*** Dataset entries Section Begins ***

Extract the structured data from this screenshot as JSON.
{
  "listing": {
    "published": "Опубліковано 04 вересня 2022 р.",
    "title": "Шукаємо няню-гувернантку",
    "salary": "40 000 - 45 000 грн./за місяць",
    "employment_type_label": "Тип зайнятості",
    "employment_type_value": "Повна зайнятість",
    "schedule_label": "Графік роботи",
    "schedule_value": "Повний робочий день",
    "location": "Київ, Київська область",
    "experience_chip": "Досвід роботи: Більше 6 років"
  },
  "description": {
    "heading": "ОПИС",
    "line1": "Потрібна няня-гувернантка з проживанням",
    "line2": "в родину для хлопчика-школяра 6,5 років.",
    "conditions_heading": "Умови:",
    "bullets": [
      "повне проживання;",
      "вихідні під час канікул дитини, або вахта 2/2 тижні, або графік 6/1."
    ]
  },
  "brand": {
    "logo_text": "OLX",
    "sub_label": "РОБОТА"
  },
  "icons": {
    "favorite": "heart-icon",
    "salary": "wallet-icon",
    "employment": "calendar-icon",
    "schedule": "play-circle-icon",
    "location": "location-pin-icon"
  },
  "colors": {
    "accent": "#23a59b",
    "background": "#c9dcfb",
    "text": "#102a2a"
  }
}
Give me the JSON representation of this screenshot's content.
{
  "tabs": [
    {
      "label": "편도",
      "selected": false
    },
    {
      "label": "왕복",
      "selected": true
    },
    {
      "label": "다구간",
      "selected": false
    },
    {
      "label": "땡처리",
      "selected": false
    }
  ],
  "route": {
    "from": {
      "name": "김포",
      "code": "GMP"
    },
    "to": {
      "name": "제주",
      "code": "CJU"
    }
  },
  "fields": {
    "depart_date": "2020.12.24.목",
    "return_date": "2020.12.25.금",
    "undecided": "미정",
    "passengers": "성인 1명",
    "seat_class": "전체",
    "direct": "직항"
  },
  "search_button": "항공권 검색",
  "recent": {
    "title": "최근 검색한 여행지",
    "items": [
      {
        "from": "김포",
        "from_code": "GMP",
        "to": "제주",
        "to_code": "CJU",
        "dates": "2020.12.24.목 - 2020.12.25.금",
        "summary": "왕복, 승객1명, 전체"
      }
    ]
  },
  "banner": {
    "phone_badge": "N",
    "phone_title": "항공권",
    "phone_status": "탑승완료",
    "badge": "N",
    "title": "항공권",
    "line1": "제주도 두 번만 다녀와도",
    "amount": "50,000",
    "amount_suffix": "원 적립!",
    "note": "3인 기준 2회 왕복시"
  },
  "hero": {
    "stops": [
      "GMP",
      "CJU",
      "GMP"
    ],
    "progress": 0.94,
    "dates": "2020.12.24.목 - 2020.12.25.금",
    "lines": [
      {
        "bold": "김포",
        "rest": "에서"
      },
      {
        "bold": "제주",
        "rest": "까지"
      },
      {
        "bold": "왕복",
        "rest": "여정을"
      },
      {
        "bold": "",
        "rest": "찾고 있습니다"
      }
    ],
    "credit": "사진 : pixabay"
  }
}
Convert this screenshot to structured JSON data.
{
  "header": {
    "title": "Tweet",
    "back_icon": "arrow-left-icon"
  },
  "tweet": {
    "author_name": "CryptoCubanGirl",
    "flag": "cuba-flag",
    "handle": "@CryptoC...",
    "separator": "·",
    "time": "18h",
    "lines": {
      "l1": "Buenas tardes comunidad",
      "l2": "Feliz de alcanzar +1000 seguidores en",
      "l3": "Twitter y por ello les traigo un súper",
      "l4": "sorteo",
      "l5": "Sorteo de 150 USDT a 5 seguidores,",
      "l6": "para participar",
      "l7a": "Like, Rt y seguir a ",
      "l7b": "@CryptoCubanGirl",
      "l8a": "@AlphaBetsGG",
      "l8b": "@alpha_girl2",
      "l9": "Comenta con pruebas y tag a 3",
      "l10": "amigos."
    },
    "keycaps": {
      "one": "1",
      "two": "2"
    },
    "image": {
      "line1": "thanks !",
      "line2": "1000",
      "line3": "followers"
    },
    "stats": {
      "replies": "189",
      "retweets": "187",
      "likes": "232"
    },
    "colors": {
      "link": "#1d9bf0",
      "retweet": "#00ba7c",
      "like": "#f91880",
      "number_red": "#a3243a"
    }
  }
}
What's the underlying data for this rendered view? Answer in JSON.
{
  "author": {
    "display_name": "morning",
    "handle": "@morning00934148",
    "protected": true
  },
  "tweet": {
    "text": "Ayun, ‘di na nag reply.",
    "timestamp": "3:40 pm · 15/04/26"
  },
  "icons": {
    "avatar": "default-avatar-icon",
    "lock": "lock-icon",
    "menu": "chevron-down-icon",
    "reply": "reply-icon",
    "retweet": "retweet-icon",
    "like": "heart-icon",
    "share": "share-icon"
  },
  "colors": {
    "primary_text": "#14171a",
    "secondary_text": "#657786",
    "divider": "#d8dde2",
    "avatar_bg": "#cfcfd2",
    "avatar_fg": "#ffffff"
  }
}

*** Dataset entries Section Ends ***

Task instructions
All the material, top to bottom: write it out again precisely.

Solution for this task
Extract the structured data from this screenshot as JSON.
{
  "listing": {
    "published": "Опубліковано 04 вересня 2022 р.",
    "title": "Шукаємо няню-гувернантку",
    "salary": "40 000 - 45 000 грн./за місяць",
    "employment_type_label": "Тип зайнятості",
    "employment_type_value": "Повна зайнятість",
    "schedule_label": "Графік роботи",
    "schedule_value": "Повний робочий день",
    "location": "Київ, Київська область",
    "experience_chip": "Досвід роботи: Більше 6 років"
  },
  "description": {
    "heading": "ОПИС",
    "line1": "Потрібна няня-гувернантка з проживанням",
    "line2": "в родину для хлопчика-школяра 6,5 років.",
    "conditions_heading": "Умови:",
    "bullets": [
      "повне проживання;",
      "вихідні під час канікул дитини, або вахта 2/2 тижні, або графік 6/1."
    ]
  },
  "brand": {
    "logo_text": "OLX",
    "sub_label": "РОБОТА"
  },
  "icons": {
    "favorite": "heart-icon",
    "salary": "wallet-icon",
    "employment": "calendar-icon",
    "schedule": "play-circle-icon",
    "location": "location-pin-icon"
  },
  "colors": {
    "accent": "#23a59b",
    "background": "#c9dcfb",
    "text": "#102a2a"
  }
}
Give me the JSON representation of this screenshot's content.
{
  "tabs": [
    {
      "label": "편도",
      "selected": false
    },
    {
      "label": "왕복",
      "selected": true
    },
    {
      "label": "다구간",
      "selected": false
    },
    {
      "label": "땡처리",
      "selected": false
    }
  ],
  "route": {
    "from": {
      "name": "김포",
      "code": "GMP"
    },
    "to": {
      "name": "제주",
      "code": "CJU"
    }
  },
  "fields": {
    "depart_date": "2020.12.24.목",
    "return_date": "2020.12.25.금",
    "undecided": "미정",
    "passengers": "성인 1명",
    "seat_class": "전체",
    "direct": "직항"
  },
  "search_button": "항공권 검색",
  "recent": {
    "title": "최근 검색한 여행지",
    "items": [
      {
        "from": "김포",
        "from_code": "GMP",
        "to": "제주",
        "to_code": "CJU",
        "dates": "2020.12.24.목 - 2020.12.25.금",
        "summary": "왕복, 승객1명, 전체"
      }
    ]
  },
  "banner": {
    "phone_badge": "N",
    "phone_title": "항공권",
    "phone_status": "탑승완료",
    "badge": "N",
    "title": "항공권",
    "line1": "제주도 두 번만 다녀와도",
    "amount": "50,000",
    "amount_suffix": "원 적립!",
    "note": "3인 기준 2회 왕복시"
  },
  "hero": {
    "stops": [
      "GMP",
      "CJU",
      "GMP"
    ],
    "progress": 0.94,
    "dates": "2020.12.24.목 - 2020.12.25.금",
    "lines": [
      {
        "bold": "김포",
        "rest": "에서"
      },
      {
        "bold": "제주",
        "rest": "까지"
      },
      {
        "bold": "왕복",
        "rest": "여정을"
      },
      {
        "bold": "",
        "rest": "찾고 있습니다"
      }
    ],
    "credit": "사진 : pixabay"
  }
}
Convert this screenshot to structured JSON data.
{
  "header": {
    "title": "Tweet",
    "back_icon": "arrow-left-icon"
  },
  "tweet": {
    "author_name": "CryptoCubanGirl",
    "flag": "cuba-flag",
    "handle": "@CryptoC...",
    "separator": "·",
    "time": "18h",
    "lines": {
      "l1": "Buenas tardes comunidad",
      "l2": "Feliz de alcanzar +1000 seguidores en",
      "l3": "Twitter y por ello les traigo un súper",
      "l4": "sorteo",
      "l5": "Sorteo de 150 USDT a 5 seguidores,",
      "l6": "para participar",
      "l7a": "Like, Rt y seguir a ",
      "l7b": "@CryptoCubanGirl",
      "l8a": "@AlphaBetsGG",
      "l8b": "@alpha_girl2",
      "l9": "Comenta con pruebas y tag a 3",
      "l10": "amigos."
    },
    "keycaps": {
      "one": "1",
      "two": "2"
    },
    "image": {
      "line1": "thanks !",
      "line2": "1000",
      "line3": "followers"
    },
    "stats": {
      "replies": "189",
      "retweets": "187",
      "likes": "232"
    },
    "colors": {
      "link": "#1d9bf0",
      "retweet": "#00ba7c",
      "like": "#f91880",
      "number_red": "#a3243a"
    }
  }
}
What's the underlying data for this rendered view? Answer in JSON.
{
  "author": {
    "display_name": "morning",
    "handle": "@morning00934148",
    "protected": true
  },
  "tweet": {
    "text": "Ayun, ‘di na nag reply.",
    "timestamp": "3:40 pm · 15/04/26"
  },
  "icons": {
    "avatar": "default-avatar-icon",
    "lock": "lock-icon",
    "menu": "chevron-down-icon",
    "reply": "reply-icon",
    "retweet": "retweet-icon",
    "like": "heart-icon",
    "share": "share-icon"
  },
  "colors": {
    "primary_text": "#14171a",
    "secondary_text": "#657786",
    "divider": "#d8dde2",
    "avatar_bg": "#cfcfd2",
    "avatar_fg": "#ffffff"
  }
}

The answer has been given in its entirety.